Although he has graced New York for many decades, obdurate Illinoisan Richard Peck, late of Decatur and Rogers Park, came home to a hero's welcome at the 25th Zena Sutherland lecture last Friday, garnering the largest audience yet at that event. Peck is a gifted speaker, with a particular talent for making people feel like they agree with him even when they don't. ("I don't agree with a word you said," Virginia Hamilton once said to him, "but I love the way you said it.") While Peck's lecture ranged widely and smoothly over such topics as his family, his writing, the history of YA literature (with special tribute paid to Robert Cormier) and the state of contemporary education, through it all ran a strong thread of respect for teenagers and the challenges they face (poor schooling, indifferent parenting, the tyranny of peers) on the road to adulthood. I liked it. We'll be publishing the lecture in an upcoming issue of the Magazine, so look for it.

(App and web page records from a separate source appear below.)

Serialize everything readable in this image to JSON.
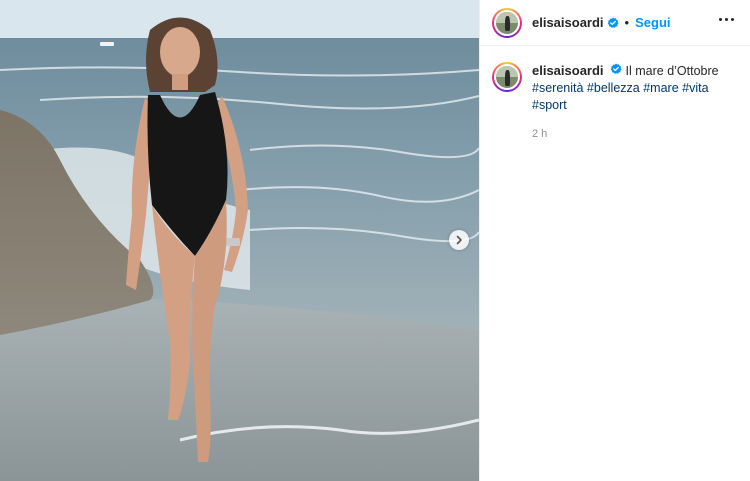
{
  "post": {
    "username": "elisaisoardi",
    "follow_label": "Segui",
    "separator": "•",
    "caption_text": "Il mare d’Ottobre",
    "hashtags": [
      "#serenità",
      "#bellezza",
      "#mare",
      "#vita",
      "#sport"
    ],
    "time": "2 h"
  },
  "icons": {
    "verified": "verified-badge-icon",
    "more": "more-options-icon",
    "next": "chevron-right-icon"
  },
  "colors": {
    "follow": "#0095f6",
    "hashtag": "#00376b",
    "verified": "#0095f6",
    "muted": "#8e8e8e"
  }
}
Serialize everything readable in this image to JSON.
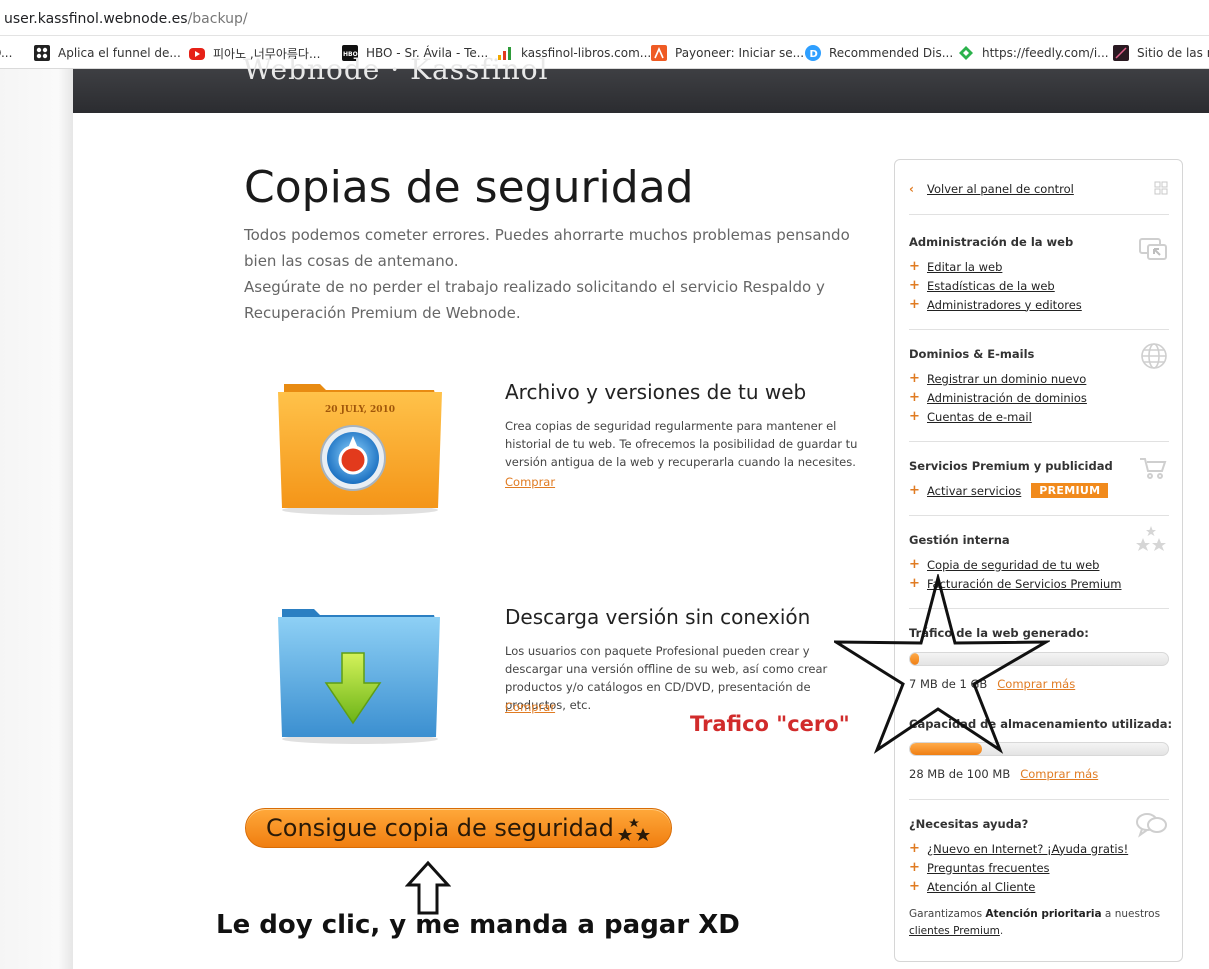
{
  "browser": {
    "url_host": "user.kassfinol.webnode.es",
    "url_path": "/backup/",
    "bookmarks": [
      {
        "label": "O...",
        "icon": "bookmark-icon"
      },
      {
        "label": "Aplica el funnel de...",
        "icon": "flower-icon",
        "color": "#222222"
      },
      {
        "label": "피아노 ,너무아름다...",
        "icon": "youtube-icon",
        "color": "#e62117"
      },
      {
        "label": "HBO - Sr. Ávila - Te...",
        "icon": "hbo-icon",
        "color": "#111111"
      },
      {
        "label": "kassfinol-libros.com...",
        "icon": "bars-icon",
        "color": "#2e9b3a"
      },
      {
        "label": "Payoneer: Iniciar se...",
        "icon": "payoneer-icon",
        "color": "#ef5b24"
      },
      {
        "label": "Recommended Dis...",
        "icon": "disqus-icon",
        "color": "#2e9fff"
      },
      {
        "label": "https://feedly.com/i...",
        "icon": "feedly-icon",
        "color": "#2bb24c"
      },
      {
        "label": "Sitio de las no",
        "icon": "site-icon",
        "color": "#6a1e3a"
      }
    ]
  },
  "header": {
    "logo_text": "Webnode · Kassfinol"
  },
  "main": {
    "title": "Copias de seguridad",
    "intro_1": "Todos podemos cometer errores. Puedes ahorrarte muchos problemas pensando bien las cosas de antemano.",
    "intro_2": "Asegúrate de no perder el trabajo realizado solicitando el servicio Respaldo y Recuperación Premium de Webnode.",
    "features": [
      {
        "title": "Archivo y versiones de tu web",
        "desc": "Crea copias de seguridad regularmente para mantener el historial de tu web. Te ofrecemos la posibilidad de guardar tu versión antigua de la web y recuperarla cuando la necesites.",
        "link": "Comprar",
        "folder_date": "20 JULY, 2010"
      },
      {
        "title": "Descarga versión sin conexión",
        "desc": "Los usuarios con paquete Profesional pueden crear y descargar una versión offline de su web, así como crear productos y/o catálogos en CD/DVD, presentación de productos, etc.",
        "link": "Comprar"
      }
    ],
    "cta_label": "Consigue copia de seguridad"
  },
  "annotations": {
    "bottom": "Le doy clic, y me manda a pagar XD",
    "traffic": "Trafico \"cero\""
  },
  "sidebar": {
    "back": "Volver al panel de control",
    "sections": [
      {
        "title": "Administración de la web",
        "items": [
          "Editar la web",
          "Estadísticas de la web",
          "Administradores y editores"
        ]
      },
      {
        "title": "Dominios & E-mails",
        "items": [
          "Registrar un dominio nuevo",
          "Administración de dominios",
          "Cuentas de e-mail"
        ]
      },
      {
        "title": "Servicios Premium y publicidad",
        "items": [
          "Activar servicios"
        ],
        "badge": "PREMIUM"
      },
      {
        "title": "Gestión interna",
        "items": [
          "Copia de seguridad de tu web",
          "Facturación de Servicios Premium"
        ]
      }
    ],
    "traffic": {
      "title": "Tráfico de la web generado:",
      "text": "7 MB de 1 GB",
      "more": "Comprar más",
      "fraction": 0.007
    },
    "storage": {
      "title": "Capacidad de almacenamiento utilizada:",
      "text": "28 MB de 100 MB",
      "more": "Comprar más",
      "fraction": 0.28
    },
    "help": {
      "title": "¿Necesitas ayuda?",
      "items": [
        "¿Nuevo en Internet? ¡Ayuda gratis!",
        "Preguntas frecuentes",
        "Atención al Cliente"
      ]
    },
    "footer": {
      "pre": "Garantizamos ",
      "bold": "Atención prioritaria",
      "mid": " a nuestros ",
      "link": "clientes Premium",
      "end": "."
    }
  },
  "colors": {
    "accent": "#e07b22",
    "header": "#2f3034",
    "annotation_red": "#d12b2b"
  }
}
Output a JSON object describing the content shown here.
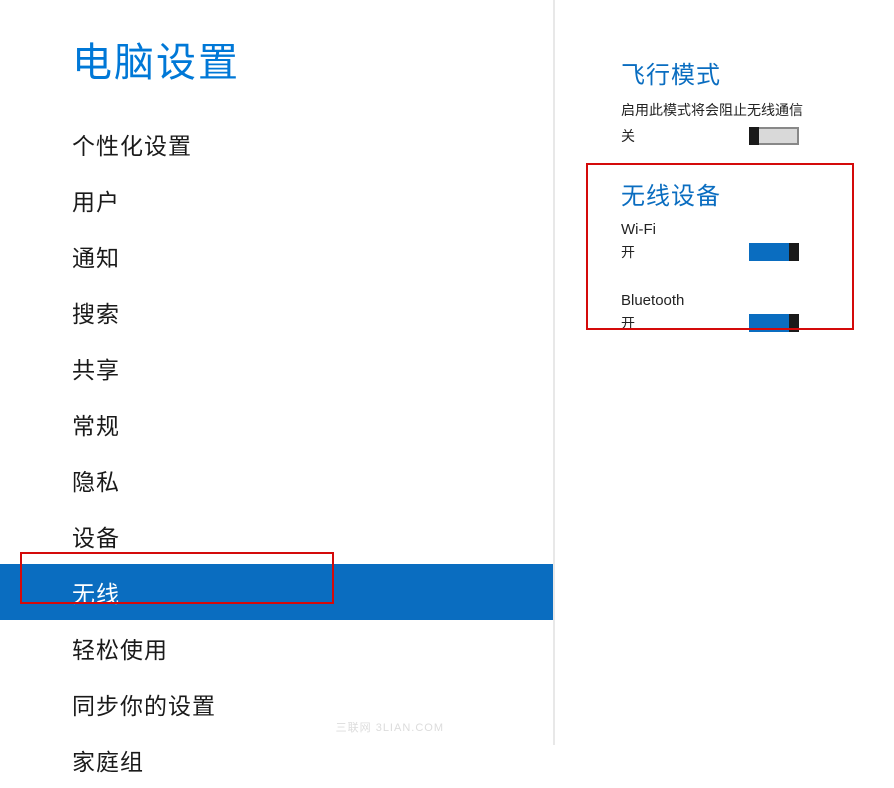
{
  "sidebar": {
    "title": "电脑设置",
    "items": [
      {
        "label": "个性化设置",
        "selected": false
      },
      {
        "label": "用户",
        "selected": false
      },
      {
        "label": "通知",
        "selected": false
      },
      {
        "label": "搜索",
        "selected": false
      },
      {
        "label": "共享",
        "selected": false
      },
      {
        "label": "常规",
        "selected": false
      },
      {
        "label": "隐私",
        "selected": false
      },
      {
        "label": "设备",
        "selected": false
      },
      {
        "label": "无线",
        "selected": true
      },
      {
        "label": "轻松使用",
        "selected": false
      },
      {
        "label": "同步你的设置",
        "selected": false
      },
      {
        "label": "家庭组",
        "selected": false
      }
    ]
  },
  "content": {
    "airplane": {
      "title": "飞行模式",
      "desc": "启用此模式将会阻止无线通信",
      "state": "关",
      "on": false
    },
    "wireless": {
      "title": "无线设备",
      "devices": [
        {
          "name": "Wi-Fi",
          "state": "开",
          "on": true
        },
        {
          "name": "Bluetooth",
          "state": "开",
          "on": true
        }
      ]
    }
  },
  "watermark": "三联网 3LIAN.COM"
}
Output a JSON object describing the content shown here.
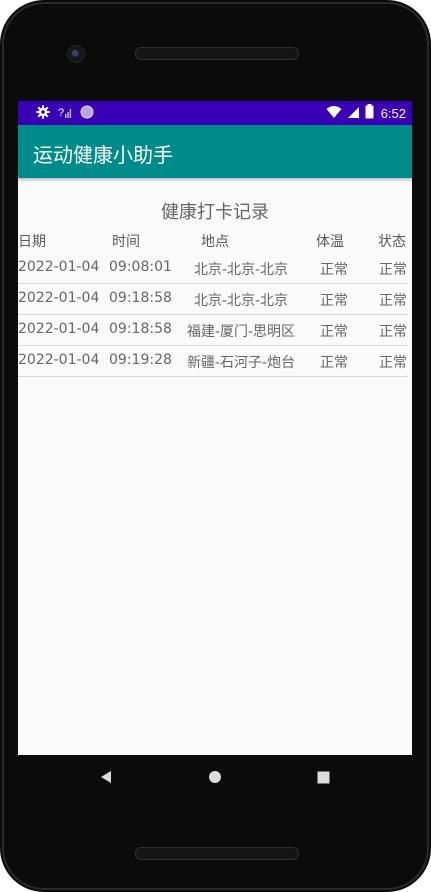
{
  "status_bar": {
    "time": "6:52",
    "icons": [
      "gear-icon",
      "no-sim-signal-icon",
      "circle-icon",
      "wifi-icon",
      "cell-signal-icon",
      "battery-icon"
    ],
    "background_color": "#3a00b5"
  },
  "app_bar": {
    "title": "运动健康小助手",
    "background_color": "#008b8b"
  },
  "main": {
    "heading": "健康打卡记录",
    "columns": [
      "日期",
      "时间",
      "地点",
      "体温",
      "状态"
    ],
    "rows": [
      {
        "date": "2022-01-04",
        "time": "09:08:01",
        "location": "北京-北京-北京",
        "temperature": "正常",
        "status": "正常"
      },
      {
        "date": "2022-01-04",
        "time": "09:18:58",
        "location": "北京-北京-北京",
        "temperature": "正常",
        "status": "正常"
      },
      {
        "date": "2022-01-04",
        "time": "09:18:58",
        "location": "福建-厦门-思明区",
        "temperature": "正常",
        "status": "正常"
      },
      {
        "date": "2022-01-04",
        "time": "09:19:28",
        "location": "新疆-石河子-炮台",
        "temperature": "正常",
        "status": "正常"
      }
    ]
  },
  "nav_bar": {
    "icons": [
      "back-triangle-icon",
      "home-circle-icon",
      "recents-square-icon"
    ]
  }
}
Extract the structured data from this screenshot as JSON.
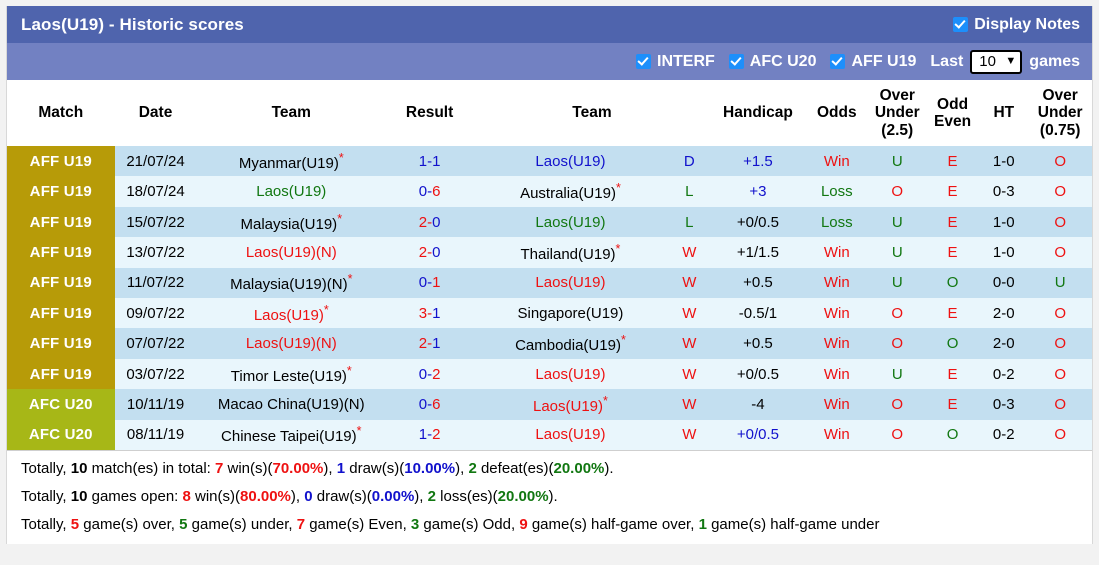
{
  "header": {
    "title": "Laos(U19) - Historic scores",
    "display_notes_label": "Display Notes",
    "filters": [
      {
        "label": "INTERF",
        "checked": true
      },
      {
        "label": "AFC U20",
        "checked": true
      },
      {
        "label": "AFF U19",
        "checked": true
      }
    ],
    "last_label": "Last",
    "games_label": "games",
    "last_value": "10",
    "caret_icon": "chevron-down-icon"
  },
  "table": {
    "columns": [
      "Match",
      "Date",
      "Team",
      "Result",
      "Team",
      "Handicap",
      "Odds",
      "Over Under (2.5)",
      "Odd Even",
      "HT",
      "Over Under (0.75)"
    ],
    "columns_multiline": {
      "over_under_25": [
        "Over",
        "Under",
        "(2.5)"
      ],
      "odd_even": [
        "Odd",
        "Even"
      ],
      "over_under_075": [
        "Over",
        "Under",
        "(0.75)"
      ]
    },
    "rows": [
      {
        "match": "AFF U19",
        "match_type": "aff",
        "date": "21/07/24",
        "home": "Myanmar(U19)",
        "home_color": "black",
        "home_star": true,
        "score_home": "1",
        "score_home_color": "blue",
        "score_away": "1",
        "score_away_color": "blue",
        "away": "Laos(U19)",
        "away_color": "blue",
        "away_star": false,
        "wdl": "D",
        "wdl_color": "blue",
        "handicap": "+1.5",
        "handicap_color": "blue",
        "odds": "Win",
        "odds_color": "red",
        "ou25": "U",
        "ou25_color": "green",
        "oddeven": "E",
        "oddeven_color": "red",
        "ht": "1-0",
        "ou075": "O",
        "ou075_color": "red"
      },
      {
        "match": "AFF U19",
        "match_type": "aff",
        "date": "18/07/24",
        "home": "Laos(U19)",
        "home_color": "green",
        "home_star": false,
        "score_home": "0",
        "score_home_color": "blue",
        "score_away": "6",
        "score_away_color": "red",
        "away": "Australia(U19)",
        "away_color": "black",
        "away_star": true,
        "wdl": "L",
        "wdl_color": "green",
        "handicap": "+3",
        "handicap_color": "blue",
        "odds": "Loss",
        "odds_color": "green",
        "ou25": "O",
        "ou25_color": "red",
        "oddeven": "E",
        "oddeven_color": "red",
        "ht": "0-3",
        "ou075": "O",
        "ou075_color": "red"
      },
      {
        "match": "AFF U19",
        "match_type": "aff",
        "date": "15/07/22",
        "home": "Malaysia(U19)",
        "home_color": "black",
        "home_star": true,
        "score_home": "2",
        "score_home_color": "red",
        "score_away": "0",
        "score_away_color": "blue",
        "away": "Laos(U19)",
        "away_color": "green",
        "away_star": false,
        "wdl": "L",
        "wdl_color": "green",
        "handicap": "+0/0.5",
        "handicap_color": "black",
        "odds": "Loss",
        "odds_color": "green",
        "ou25": "U",
        "ou25_color": "green",
        "oddeven": "E",
        "oddeven_color": "red",
        "ht": "1-0",
        "ou075": "O",
        "ou075_color": "red"
      },
      {
        "match": "AFF U19",
        "match_type": "aff",
        "date": "13/07/22",
        "home": "Laos(U19)(N)",
        "home_color": "red",
        "home_star": false,
        "score_home": "2",
        "score_home_color": "red",
        "score_away": "0",
        "score_away_color": "blue",
        "away": "Thailand(U19)",
        "away_color": "black",
        "away_star": true,
        "wdl": "W",
        "wdl_color": "red",
        "handicap": "+1/1.5",
        "handicap_color": "black",
        "odds": "Win",
        "odds_color": "red",
        "ou25": "U",
        "ou25_color": "green",
        "oddeven": "E",
        "oddeven_color": "red",
        "ht": "1-0",
        "ou075": "O",
        "ou075_color": "red"
      },
      {
        "match": "AFF U19",
        "match_type": "aff",
        "date": "11/07/22",
        "home": "Malaysia(U19)(N)",
        "home_color": "black",
        "home_star": true,
        "score_home": "0",
        "score_home_color": "blue",
        "score_away": "1",
        "score_away_color": "red",
        "away": "Laos(U19)",
        "away_color": "red",
        "away_star": false,
        "wdl": "W",
        "wdl_color": "red",
        "handicap": "+0.5",
        "handicap_color": "black",
        "odds": "Win",
        "odds_color": "red",
        "ou25": "U",
        "ou25_color": "green",
        "oddeven": "O",
        "oddeven_color": "green",
        "ht": "0-0",
        "ou075": "U",
        "ou075_color": "green"
      },
      {
        "match": "AFF U19",
        "match_type": "aff",
        "date": "09/07/22",
        "home": "Laos(U19)",
        "home_color": "red",
        "home_star": true,
        "score_home": "3",
        "score_home_color": "red",
        "score_away": "1",
        "score_away_color": "blue",
        "away": "Singapore(U19)",
        "away_color": "black",
        "away_star": false,
        "wdl": "W",
        "wdl_color": "red",
        "handicap": "-0.5/1",
        "handicap_color": "black",
        "odds": "Win",
        "odds_color": "red",
        "ou25": "O",
        "ou25_color": "red",
        "oddeven": "E",
        "oddeven_color": "red",
        "ht": "2-0",
        "ou075": "O",
        "ou075_color": "red"
      },
      {
        "match": "AFF U19",
        "match_type": "aff",
        "date": "07/07/22",
        "home": "Laos(U19)(N)",
        "home_color": "red",
        "home_star": false,
        "score_home": "2",
        "score_home_color": "red",
        "score_away": "1",
        "score_away_color": "blue",
        "away": "Cambodia(U19)",
        "away_color": "black",
        "away_star": true,
        "wdl": "W",
        "wdl_color": "red",
        "handicap": "+0.5",
        "handicap_color": "black",
        "odds": "Win",
        "odds_color": "red",
        "ou25": "O",
        "ou25_color": "red",
        "oddeven": "O",
        "oddeven_color": "green",
        "ht": "2-0",
        "ou075": "O",
        "ou075_color": "red"
      },
      {
        "match": "AFF U19",
        "match_type": "aff",
        "date": "03/07/22",
        "home": "Timor Leste(U19)",
        "home_color": "black",
        "home_star": true,
        "score_home": "0",
        "score_home_color": "blue",
        "score_away": "2",
        "score_away_color": "red",
        "away": "Laos(U19)",
        "away_color": "red",
        "away_star": false,
        "wdl": "W",
        "wdl_color": "red",
        "handicap": "+0/0.5",
        "handicap_color": "black",
        "odds": "Win",
        "odds_color": "red",
        "ou25": "U",
        "ou25_color": "green",
        "oddeven": "E",
        "oddeven_color": "red",
        "ht": "0-2",
        "ou075": "O",
        "ou075_color": "red"
      },
      {
        "match": "AFC U20",
        "match_type": "afc",
        "date": "10/11/19",
        "home": "Macao China(U19)(N)",
        "home_color": "black",
        "home_star": false,
        "score_home": "0",
        "score_home_color": "blue",
        "score_away": "6",
        "score_away_color": "red",
        "away": "Laos(U19)",
        "away_color": "red",
        "away_star": true,
        "wdl": "W",
        "wdl_color": "red",
        "handicap": "-4",
        "handicap_color": "black",
        "odds": "Win",
        "odds_color": "red",
        "ou25": "O",
        "ou25_color": "red",
        "oddeven": "E",
        "oddeven_color": "red",
        "ht": "0-3",
        "ou075": "O",
        "ou075_color": "red"
      },
      {
        "match": "AFC U20",
        "match_type": "afc",
        "date": "08/11/19",
        "home": "Chinese Taipei(U19)",
        "home_color": "black",
        "home_star": true,
        "score_home": "1",
        "score_home_color": "blue",
        "score_away": "2",
        "score_away_color": "red",
        "away": "Laos(U19)",
        "away_color": "red",
        "away_star": false,
        "wdl": "W",
        "wdl_color": "red",
        "handicap": "+0/0.5",
        "handicap_color": "blue",
        "odds": "Win",
        "odds_color": "red",
        "ou25": "O",
        "ou25_color": "red",
        "oddeven": "O",
        "oddeven_color": "green",
        "ht": "0-2",
        "ou075": "O",
        "ou075_color": "red"
      }
    ]
  },
  "summary": {
    "line1": {
      "prefix": "Totally, ",
      "total": "10",
      "total_suffix": " match(es) in total: ",
      "wins": "7",
      "wins_label": " win(s)(",
      "wins_pct": "70.00%",
      "draws_sep": "), ",
      "draws": "1",
      "draws_label": " draw(s)(",
      "draws_pct": "10.00%",
      "defeats_sep": "), ",
      "defeats": "2",
      "defeats_label": " defeat(es)(",
      "defeats_pct": "20.00%",
      "end": ")."
    },
    "line2": {
      "prefix": "Totally, ",
      "total": "10",
      "total_suffix": " games open: ",
      "wins": "8",
      "wins_label": " win(s)(",
      "wins_pct": "80.00%",
      "draws_sep": "), ",
      "draws": "0",
      "draws_label": " draw(s)(",
      "draws_pct": "0.00%",
      "loss_sep": "), ",
      "losses": "2",
      "losses_label": " loss(es)(",
      "losses_pct": "20.00%",
      "end": ")."
    },
    "line3": {
      "prefix": "Totally, ",
      "over": "5",
      "over_label": " game(s) over, ",
      "under": "5",
      "under_label": " game(s) under, ",
      "even": "7",
      "even_label": " game(s) Even, ",
      "odd": "3",
      "odd_label": " game(s) Odd, ",
      "half_over": "9",
      "half_over_label": " game(s) half-game over, ",
      "half_under": "1",
      "half_under_label": " game(s) half-game under"
    }
  },
  "colors": {
    "titlebar": "#4f64ad",
    "optbar": "#7281c2",
    "aff_badge": "#b79b08",
    "afc_badge": "#a7b717",
    "row_odd": "#c3dff0",
    "row_even": "#e9f6fc",
    "win_red": "#ee1111",
    "draw_blue": "#1111cc",
    "loss_green": "#117711"
  }
}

Below, Richard Peck with CPL Children's Services Director Bernie Nowakowski: